|This article needs additional citations for verification. (May 2008)|
|Subspecies:||C. e. bactrianus|
|Cervus elaphus bactrianus
The Bactrian deer (Cervus elaphus bactrianus), also called the Bukhara deer, Bokhara deer or Bactrian wapiti, is a lowland subspecies of Red Deer that is native to central Asia. It is similar in ecology to the Yarkand deer in occupying riparian corridors surrounded by deserts. Both subspecies are separated from one another by the Tian Shan Mountains and probably form a primordial subgroup of Red Deer.
This deer is usually ashy-gray with yellowish sheen, and a grayish white rump patch. It also has a slightly marked dorsal stripe and a white margin of the upper lip, lower lip, and chin. The antlers are light in color. There are usually four tines, with the absence of bez tine. The fourth tine is better developed than the third. Full grown individuals, however, have five tines on each antler with a bend after the third tine that is characteristic of most Central Asian Red Deer subspecies.
In contrast to the Yarkand Deer, which has a light sandy coat, the Bactrian Deer has a darker, grayish-brown coat pattern with darker legs, head, and neck (most noticeable in males) that resembles the coat of the American Elk or Wapitis, which is why this subspecies is sometimes called the Bactrian Wapiti. These deer do not have neck manes, but do have stronger and thicker neck muscles than female deer that may give the appearance of a neck mane. Female deer are slightly smaller than male deer, but the difference in size is not as pronounced as it is in the European Red Deer subspecies.
Bactrian have, like Yarkand deer, short tails similar to the short tails of Wapitis. The calves are generally born spotted much like European Red Deer calves, and most individuals lose their spots by adulthood. However, adult Bactrian Deer may possess a few spots on the backs of their summer coats. This phenomenon has also been observed in summer coats of the distantly related Manchurian Wapiti (Cervus canadensis xanthopygus) and many other subspecies of Red Deer (Cervus elaphus).

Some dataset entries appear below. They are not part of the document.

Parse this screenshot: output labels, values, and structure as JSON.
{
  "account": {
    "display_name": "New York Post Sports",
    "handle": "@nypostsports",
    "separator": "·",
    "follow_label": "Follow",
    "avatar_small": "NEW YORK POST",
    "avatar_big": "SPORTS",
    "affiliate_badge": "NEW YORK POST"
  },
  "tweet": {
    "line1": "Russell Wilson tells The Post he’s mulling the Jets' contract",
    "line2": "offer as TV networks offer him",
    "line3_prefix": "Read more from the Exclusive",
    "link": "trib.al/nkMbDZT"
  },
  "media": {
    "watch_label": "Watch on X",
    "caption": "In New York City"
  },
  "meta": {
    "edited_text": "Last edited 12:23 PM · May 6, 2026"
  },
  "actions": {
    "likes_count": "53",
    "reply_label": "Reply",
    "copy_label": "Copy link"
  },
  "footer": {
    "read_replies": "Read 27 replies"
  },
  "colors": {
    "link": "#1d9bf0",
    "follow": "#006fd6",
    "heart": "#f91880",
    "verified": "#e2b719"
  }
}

This deer is found in central Khorasan. It is found in Russian Turkestan (West Turkestan) and adjacent areas in Northern Afghanistan to the west of the Tianshan Mountains. Bactrian deer live in lowland riparian corridors of mixed deciduous (willow/poplar) vegetation surrounded by deserts. They do not migrate but may disperse into adjacent desert areas at night or at times of cooler temperatures.
By 1999 there were not more than 400 Bukhara deer. The population diminished most drastically in Tajikistan because of military conflicts. However, since then, environmental organizations have taken steps to save the species. Moreover, World Wide Fund for Nature (WWF) implemented a reintroduction programme to bring Bukhara deer back to the places which it had once inhabited. For example, Bactrian deer have been reintroduced in Zarafshan reserve in Uzbekistan. As a result, in 2006 there were about 1,000 deer in Central Asia. The largest wild populations were found in 2009 in Karatchingil Nature Reserve (320-350 animals) in the neighborhood of Altyn-Emel National Park in Kazakhstan, in Badai Tugai Nature Reserve (374 animals) in Uzbekistan, and in Tigrovaya Balka Nature Reserve (>150 animals) in Tadjikistan. The total wild population is 1430 and increasing.
Under the auspices of the Convention on Migratory Species of Wild Animals (CMS), also known as the Bonn Convention, the Memorandum of Understanding (MoU) concerning Conservation and Restoration of the Bukhara Deer was concluded and came into effect on 16 May 2002. Acknowledging that the Bukhara Deer faces threat of extinction as a result of human activities, the MoU provides an intergovernmental framework for governments, scientists and other groups to monitor and coordinate ongoing conservation efforts.
Aside from man, the Wolf is probably the most dangerous of predators that most Central Asian Red Deer encounter. Occasionally, the Brown bear will prey on these deer as well. Other possible predators are dholes and snow leopards. Eurasian Lynx and wild boars sometimes prey on the calves. In the past they were also hunted by the now extinct Caspian tiger.
- Large Herbivore Network: Bukhara Deer - Cervus elaphus bactrianus.